** PROBLEM STATEMENT **
All records are to be printed exactly as they appear.

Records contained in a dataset

---+---

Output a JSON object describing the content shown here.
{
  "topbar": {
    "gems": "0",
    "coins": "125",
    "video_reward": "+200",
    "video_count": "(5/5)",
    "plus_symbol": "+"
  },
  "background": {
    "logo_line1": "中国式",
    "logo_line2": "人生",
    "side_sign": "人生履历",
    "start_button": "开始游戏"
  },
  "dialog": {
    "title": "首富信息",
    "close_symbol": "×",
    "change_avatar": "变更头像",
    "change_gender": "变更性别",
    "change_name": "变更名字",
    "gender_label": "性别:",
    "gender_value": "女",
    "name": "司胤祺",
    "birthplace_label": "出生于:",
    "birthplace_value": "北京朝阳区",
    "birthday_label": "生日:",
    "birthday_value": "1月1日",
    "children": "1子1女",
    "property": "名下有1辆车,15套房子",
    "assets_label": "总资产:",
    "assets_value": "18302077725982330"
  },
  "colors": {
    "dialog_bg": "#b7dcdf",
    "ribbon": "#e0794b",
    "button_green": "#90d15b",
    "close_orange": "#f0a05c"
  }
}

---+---

** RESPONSE TO THIS EXERCISE **
Output a JSON object describing the content shown here.
{
  "topbar": {
    "gems": "0",
    "coins": "125",
    "video_reward": "+200",
    "video_count": "(5/5)",
    "plus_symbol": "+"
  },
  "background": {
    "logo_line1": "中国式",
    "logo_line2": "人生",
    "side_sign": "人生履历",
    "start_button": "开始游戏"
  },
  "dialog": {
    "title": "首富信息",
    "close_symbol": "×",
    "change_avatar": "变更头像",
    "change_gender": "变更性别",
    "change_name": "变更名字",
    "gender_label": "性别:",
    "gender_value": "女",
    "name": "司胤祺",
    "birthplace_label": "出生于:",
    "birthplace_value": "北京朝阳区",
    "birthday_label": "生日:",
    "birthday_value": "1月1日",
    "children": "1子1女",
    "property": "名下有1辆车,15套房子",
    "assets_label": "总资产:",
    "assets_value": "18302077725982330"
  },
  "colors": {
    "dialog_bg": "#b7dcdf",
    "ribbon": "#e0794b",
    "button_green": "#90d15b",
    "close_orange": "#f0a05c"
  }
}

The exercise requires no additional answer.